49ers' Jekyll and Hyde Act Proving Exactly What's Wrong With Today's NFL

Patrick Goulding IIAnalyst IDecember 18, 2010

Alex Smith was far from the 130-plus passer rating he posted just days earlier against the Seahawks, but he got virtually no help from his team.
Alex Smith was far from the 130-plus passer rating he posted just days earlier against the Seahawks, but he got virtually no help from his team.Harry How/Getty Images

The 2010 incarnation of the San Francisco 49ers could be considered one of the most dysfunctional and under-performing squads in the proud history of the franchise.

The 49ers followed up a Week 14 thumping of the divisional rival Seattle Seahawks with a Thursday night Week 15 embarrassment at the hands of the San Diego Chargers. The drastic contrast between the two games—just four days apart—was a microcosm of the way the entire season has gone for the 49ers.

The 49ers started the year 0-5, getting trounced by the Seahawks and Kansas City Chiefs, but playing the Atlanta Falcons, New Orleans Saints and Philadelphia Eagles much tighter than anyone expected. Following a win over the Oakland Raiders, and an injury to starting quarterback and offensive captain Alex Smith, the 49ers elevated third-string QB Troy Smith to the starting role, in a move that initially looked brilliant.

As Troy started more and more games, however, his play became less and less impressive. The team ultimately reverted back to the much-maligned Alex Smith in what was—strangely enough—marketed as a ploy to save their slim playoff hopes.

After looking solid against Seattle, Alex found himself running for his life during much of the San Diego game, and the 49ers lost decisively. The 49ers had a 33-year-long streak of home games without being shut out come to an end earlier this year, and narrowly escaped a second shutout Thursday. It would have been only the third time in team history that the 49ers were shut out twice in a season (1960 and 1977).

To say the 49ers are in utter disarray would be perfectly fair. Why then do they have their best chance in years of returning to the playoffs?

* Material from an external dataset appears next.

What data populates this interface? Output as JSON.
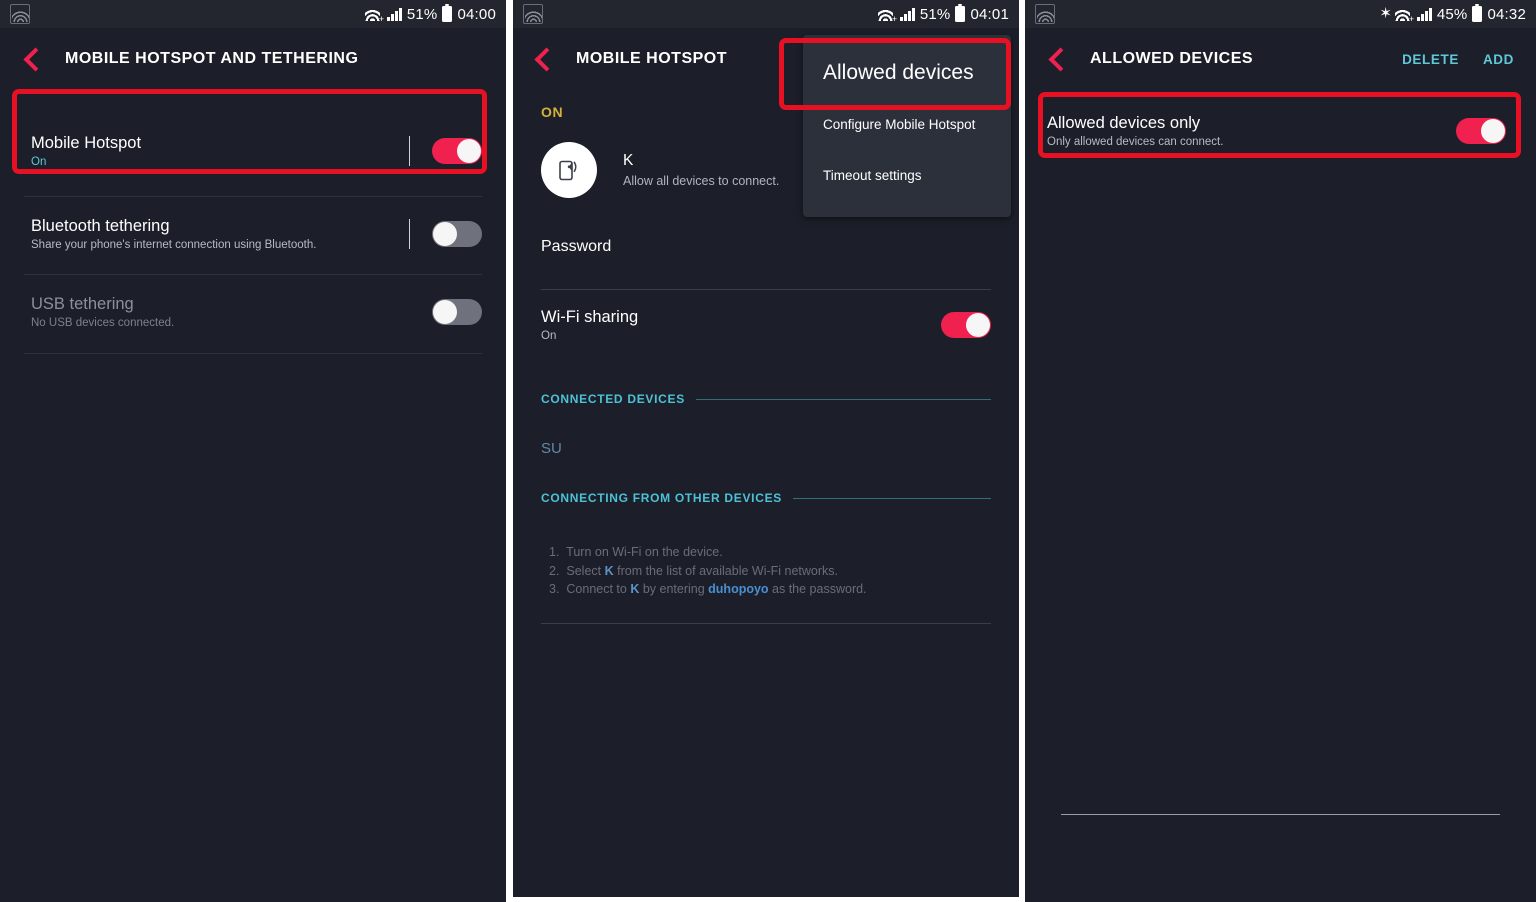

Yes, you read correctly! Like it or not, believe it or not, the 49ers still have a very realistic chance of winning the NFC West despite the fact that the loss to San Diego guaranteed them their seventh losing season in eight years. How is that possible?

The Seahawks have yet to play two dangerous teams in the Atlanta Falcons and Tampa Bay Buccaneers, and the St. Louis Rams must face the Kansas City Chiefs on Sunday. If the 49ers win their last two games against the Rams and Arizona Cardinals, they will again own a 5-1 record against the NFC West, and would hold the tiebreaker against a potential 7-9 Seahawks or Rams team.

Such an outcome would see the 7-9 49ers host a first-round playoff game against a wild-card team that almost assuredly will have at least 11 wins. Somehow this all means progress for the NFL?

One might assume that such a matchup would spell doom for San Francisco, but not so fast. The 49ers have consistently shown the ability throughout this season to compete with supposedly elite teams. One and done might not be the only option.

The NFL instituted the salary cap, revenue sharing and other parity ploys to supposedly improve the league and make it more exciting. Instead, it is on the verge of creating a scenario where a 7-9 team hosts an 11-5 team in the playoffs and an historically horrible yet potentially promising season for a franchise can coincide. With the league teetering on the verge of a major work stoppage, how can such a mockery possibly be positive?

One can only hope the NFL wises up before it gets too late. Their reign of superiority among American sports may be coming to an end. But so long as the league is bent on this path to self-destruction, I wish the 49ers the best of luck in muddying those waters.

Keep the Faith!